---- Record extracts

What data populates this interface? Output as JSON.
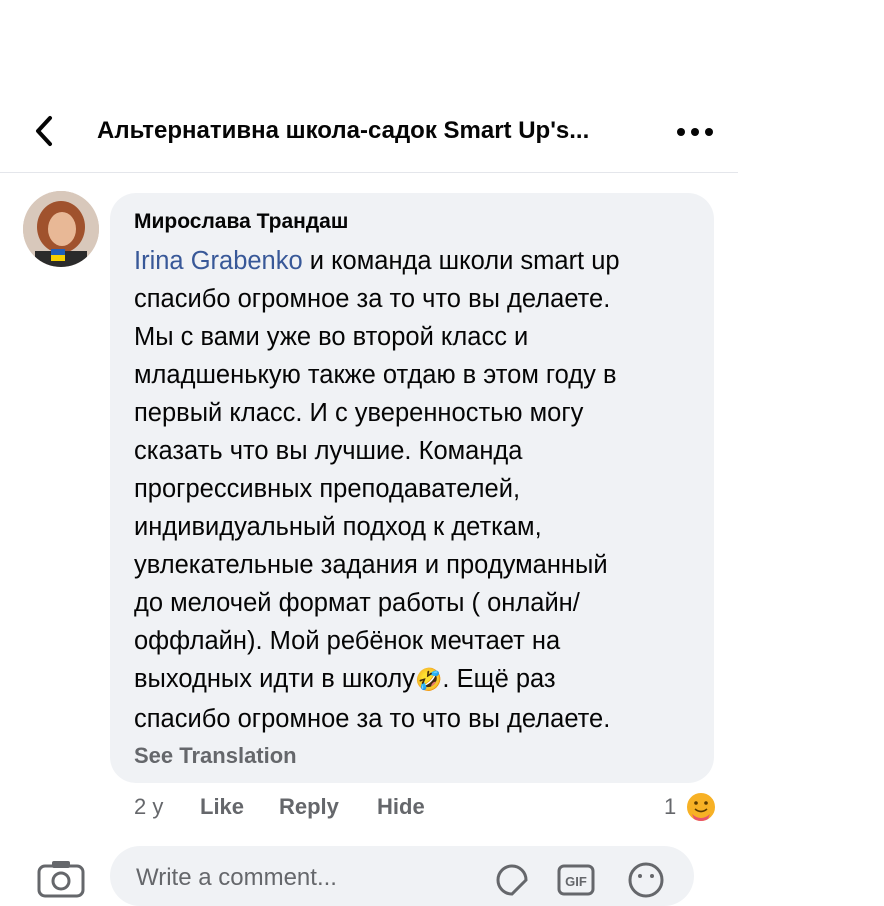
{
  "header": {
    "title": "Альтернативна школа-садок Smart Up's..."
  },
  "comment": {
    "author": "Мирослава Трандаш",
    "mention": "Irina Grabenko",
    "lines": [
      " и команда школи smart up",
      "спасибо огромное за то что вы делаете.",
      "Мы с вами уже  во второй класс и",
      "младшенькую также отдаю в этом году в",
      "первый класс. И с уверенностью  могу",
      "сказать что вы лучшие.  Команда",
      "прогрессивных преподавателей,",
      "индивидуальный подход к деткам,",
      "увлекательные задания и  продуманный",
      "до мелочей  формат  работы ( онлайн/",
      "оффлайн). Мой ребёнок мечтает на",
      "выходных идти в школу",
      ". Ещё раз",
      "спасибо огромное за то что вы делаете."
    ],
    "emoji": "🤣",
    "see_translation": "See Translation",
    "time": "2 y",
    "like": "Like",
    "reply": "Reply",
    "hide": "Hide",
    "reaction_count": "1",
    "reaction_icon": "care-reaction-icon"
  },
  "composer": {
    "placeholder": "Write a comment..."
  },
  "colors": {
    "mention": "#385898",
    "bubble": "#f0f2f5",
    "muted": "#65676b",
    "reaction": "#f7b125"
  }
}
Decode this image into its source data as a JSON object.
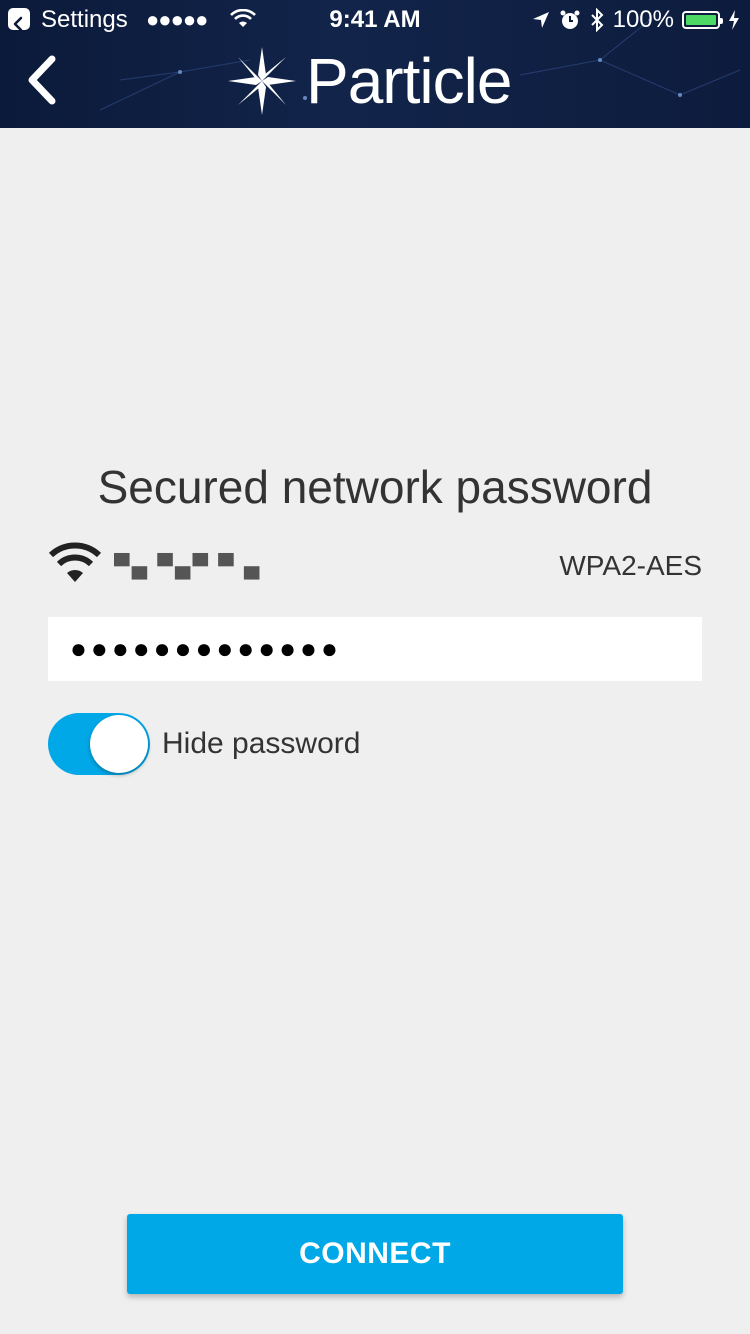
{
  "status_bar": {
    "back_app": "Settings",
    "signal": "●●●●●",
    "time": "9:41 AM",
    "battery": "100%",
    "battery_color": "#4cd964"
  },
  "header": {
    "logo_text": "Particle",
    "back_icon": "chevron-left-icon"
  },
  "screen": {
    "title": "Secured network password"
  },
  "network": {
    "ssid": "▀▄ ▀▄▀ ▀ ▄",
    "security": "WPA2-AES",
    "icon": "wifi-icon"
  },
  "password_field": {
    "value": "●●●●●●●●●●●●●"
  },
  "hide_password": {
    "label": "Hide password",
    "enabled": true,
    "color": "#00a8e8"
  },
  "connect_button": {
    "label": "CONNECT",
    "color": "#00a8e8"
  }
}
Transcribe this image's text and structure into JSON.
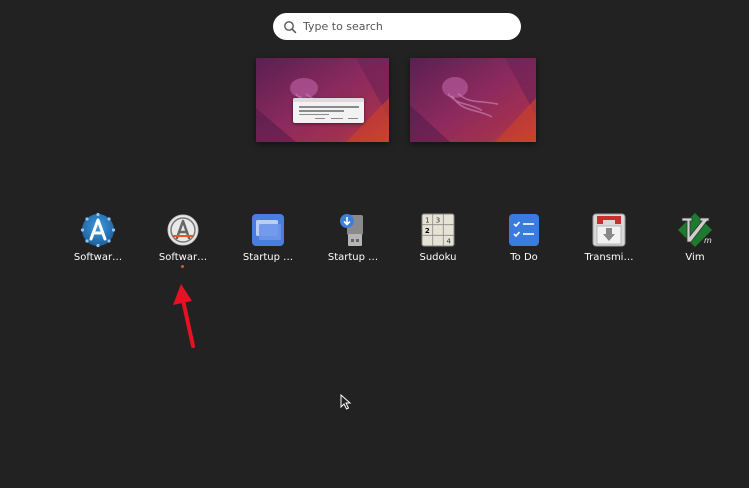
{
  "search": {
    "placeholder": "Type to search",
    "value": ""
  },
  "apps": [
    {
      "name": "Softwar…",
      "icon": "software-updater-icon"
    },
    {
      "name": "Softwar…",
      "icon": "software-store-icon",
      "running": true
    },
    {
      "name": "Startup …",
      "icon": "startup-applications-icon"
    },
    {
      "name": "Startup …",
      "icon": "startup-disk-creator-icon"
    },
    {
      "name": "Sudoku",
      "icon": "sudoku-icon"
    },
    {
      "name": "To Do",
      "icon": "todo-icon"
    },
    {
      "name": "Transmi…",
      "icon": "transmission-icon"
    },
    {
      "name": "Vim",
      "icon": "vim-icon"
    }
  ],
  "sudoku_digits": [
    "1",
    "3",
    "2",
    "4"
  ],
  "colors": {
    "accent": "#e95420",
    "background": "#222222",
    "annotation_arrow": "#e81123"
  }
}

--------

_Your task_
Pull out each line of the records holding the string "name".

_Response area_
      "name": "Softwar…",
      "name": "Softwar…",
      "name": "Startup …",
      "name": "Startup …",
      "name": "Sudoku",
      "name": "To Do",
      "name": "Transmi…",
      "name": "Vim",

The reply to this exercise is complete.